The aircraft, provided by EH.03.067 “Parisis” from Villicoublay arrived earlier in the day as “COTAM 1360”, and whilst the crew were unable to provide a static engine run during the event, they did set the strobes firing for some added photographic interest.
Another rotary wing asset in attendance was from an operator who are certainly not strangers to RAF Northolt. The Irish Air Corps sent one of their six AgustaWestland AW.139s to support the photocall, marking the fourth visit of this type. Previously the IAC have also supported Northolt Photocalls with examples of other airframes in their fleet, including the Eurocopter EC-135P-2, Learjet 45 and Pilatus PC-9M. The Irish Air Corps was the military launch customer for the AW139, and operates them with 301 Squadron in a variety of roles, including VIP Transport, Army Cooperation and medical flights. The flexibility of the AW139 is enhanced by removable modifications, such as an Air Ambulance Kit, Fire Bucket and door mounted General Purpose Machine Guns. Unfortunately unlike the previous Nightshoot, the Irish crew in attendance did not have permission to perform an engine run of their aircraft, but as with the French crew and their Super Puma were thoughtful enough to switch on external lights for photographs.
As well as these participants, Northolt once again did a good job of bringing in the “locals”, from both 32(TR) Squadron in the form of an HS.125 and A.109E, the Eurocopter EC.145 of the Metropolitan police and MD902 Explorer of the London Air Ambulance. The Police EC.145 had to depart on call midway through the event – the speed with which the crew got the aircraft off the ground a pertinent reminder of the critical abilities which the Air Support Unit provides to police forces on the ground.
The Air Ambulance attended the event after arriving during the Hurricane engine run. The distinctive red colour scheme was revamped during February, after Virgin ended their sponsorship deal with the Charity. Changing messages will be applied to the tail boom to highlight the importance of the Air Ambulance mission – during the nightshoot, the message proudly commemorated 28,502 Critical Trauma missions. The new paint scheme was applied to help to reinforce the message that Air Ambulance services are provided by charity, and are not directly funded by the NHS. Thankfully there was no requirement for the Air Ambulance to depart on a shout during the event.
As always, a most sincere thanks is owed from all the photographers to Phil Dawe and all of those at RAF Northolt whose involvement means these events are possible. An additional thanks is again due to the respective Air Arms and organisations who spent time and resource to attend the event!

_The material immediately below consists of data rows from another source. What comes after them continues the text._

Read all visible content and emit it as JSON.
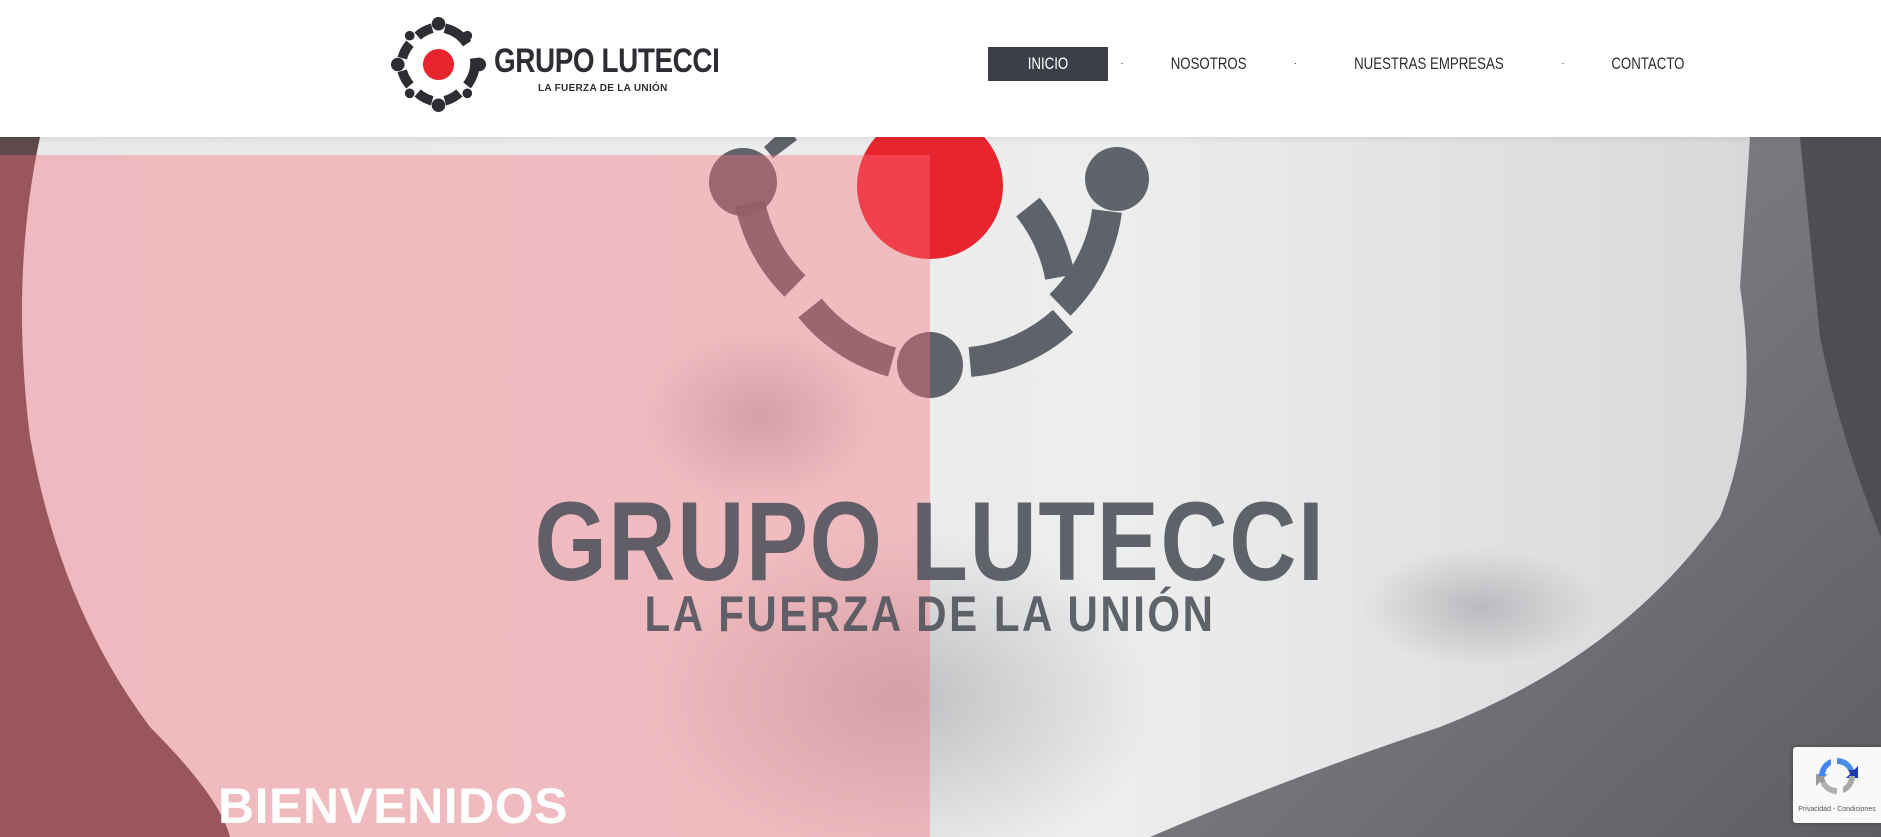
{
  "brand": {
    "name": "GRUPO LUTECCI",
    "tagline": "LA FUERZA DE LA UNIÓN"
  },
  "nav": {
    "items": [
      {
        "label": "INICIO",
        "active": true
      },
      {
        "label": "NOSOTROS",
        "active": false
      },
      {
        "label": "NUESTRAS EMPRESAS",
        "active": false
      },
      {
        "label": "CONTACTO",
        "active": false
      }
    ],
    "separator": "·"
  },
  "hero": {
    "title": "GRUPO LUTECCI",
    "tagline": "LA FUERZA DE LA UNIÓN",
    "welcome": "BIENVENIDOS"
  },
  "recaptcha": {
    "links": "Privacidad - Condiciones"
  },
  "colors": {
    "brand_dark": "#2d2e33",
    "brand_red": "#e8252f",
    "nav_active_bg": "#3c3f47",
    "overlay_pink": "#fa6e78"
  },
  "icons": {
    "logo": "ring-of-dots-logo",
    "recaptcha": "recaptcha-icon"
  }
}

Northolt Nightshoot XV is planned to be held at some point over the summer – but the team will have their work firmly cut out to better Nightshoot XIV!